**ASSIGNMENT:**
Reproduce the records that follow without alteration, apart from removing the pictures.

Stored data:
*** Begin section ***

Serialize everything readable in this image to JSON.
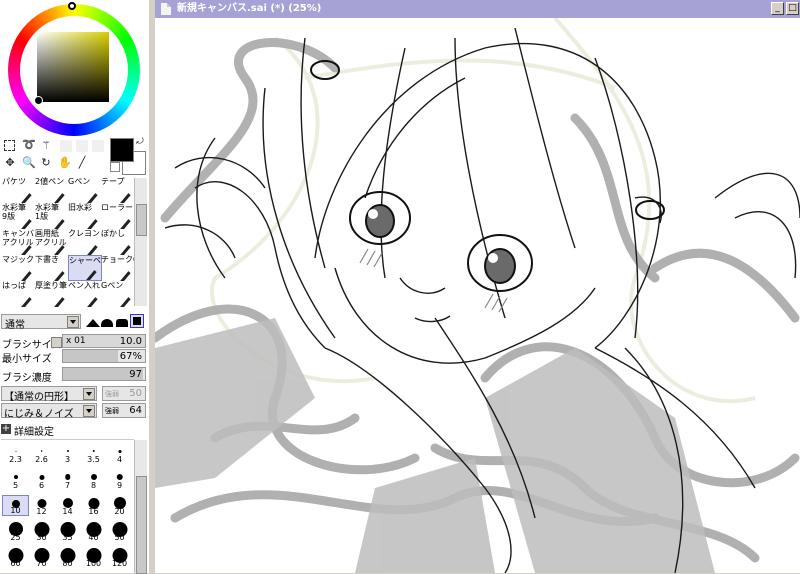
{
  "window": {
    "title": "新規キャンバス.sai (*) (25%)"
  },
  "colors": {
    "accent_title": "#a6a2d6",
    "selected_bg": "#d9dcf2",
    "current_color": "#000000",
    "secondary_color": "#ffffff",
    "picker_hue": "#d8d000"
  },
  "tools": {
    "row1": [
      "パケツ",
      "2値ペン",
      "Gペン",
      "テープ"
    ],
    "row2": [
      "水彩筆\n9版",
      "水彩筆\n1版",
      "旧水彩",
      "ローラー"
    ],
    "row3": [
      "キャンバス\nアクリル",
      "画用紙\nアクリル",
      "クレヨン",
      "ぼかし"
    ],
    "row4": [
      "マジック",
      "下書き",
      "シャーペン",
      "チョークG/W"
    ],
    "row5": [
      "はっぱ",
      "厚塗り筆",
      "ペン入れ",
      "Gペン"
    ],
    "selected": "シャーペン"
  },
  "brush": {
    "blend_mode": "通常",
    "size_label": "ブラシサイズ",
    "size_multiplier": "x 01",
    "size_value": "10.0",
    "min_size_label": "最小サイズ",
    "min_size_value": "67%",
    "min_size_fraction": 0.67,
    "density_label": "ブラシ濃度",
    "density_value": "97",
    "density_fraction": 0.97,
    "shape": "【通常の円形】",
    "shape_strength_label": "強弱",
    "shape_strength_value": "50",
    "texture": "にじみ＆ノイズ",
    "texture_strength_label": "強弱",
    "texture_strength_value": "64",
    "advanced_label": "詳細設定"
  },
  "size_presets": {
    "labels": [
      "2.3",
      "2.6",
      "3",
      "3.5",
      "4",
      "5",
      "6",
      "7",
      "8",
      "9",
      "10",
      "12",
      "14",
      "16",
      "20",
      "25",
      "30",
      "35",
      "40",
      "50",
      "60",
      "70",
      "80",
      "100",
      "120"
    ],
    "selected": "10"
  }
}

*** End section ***

**FINAL ANSWER:**
Serialize everything readable in this image to JSON.
{
  "window": {
    "title": "新規キャンバス.sai (*) (25%)"
  },
  "colors": {
    "accent_title": "#a6a2d6",
    "selected_bg": "#d9dcf2",
    "current_color": "#000000",
    "secondary_color": "#ffffff",
    "picker_hue": "#d8d000"
  },
  "tools": {
    "row1": [
      "パケツ",
      "2値ペン",
      "Gペン",
      "テープ"
    ],
    "row2": [
      "水彩筆\n9版",
      "水彩筆\n1版",
      "旧水彩",
      "ローラー"
    ],
    "row3": [
      "キャンバス\nアクリル",
      "画用紙\nアクリル",
      "クレヨン",
      "ぼかし"
    ],
    "row4": [
      "マジック",
      "下書き",
      "シャーペン",
      "チョークG/W"
    ],
    "row5": [
      "はっぱ",
      "厚塗り筆",
      "ペン入れ",
      "Gペン"
    ],
    "selected": "シャーペン"
  },
  "brush": {
    "blend_mode": "通常",
    "size_label": "ブラシサイズ",
    "size_multiplier": "x 01",
    "size_value": "10.0",
    "min_size_label": "最小サイズ",
    "min_size_value": "67%",
    "min_size_fraction": 0.67,
    "density_label": "ブラシ濃度",
    "density_value": "97",
    "density_fraction": 0.97,
    "shape": "【通常の円形】",
    "shape_strength_label": "強弱",
    "shape_strength_value": "50",
    "texture": "にじみ＆ノイズ",
    "texture_strength_label": "強弱",
    "texture_strength_value": "64",
    "advanced_label": "詳細設定"
  },
  "size_presets": {
    "labels": [
      "2.3",
      "2.6",
      "3",
      "3.5",
      "4",
      "5",
      "6",
      "7",
      "8",
      "9",
      "10",
      "12",
      "14",
      "16",
      "20",
      "25",
      "30",
      "35",
      "40",
      "50",
      "60",
      "70",
      "80",
      "100",
      "120"
    ],
    "selected": "10"
  }
}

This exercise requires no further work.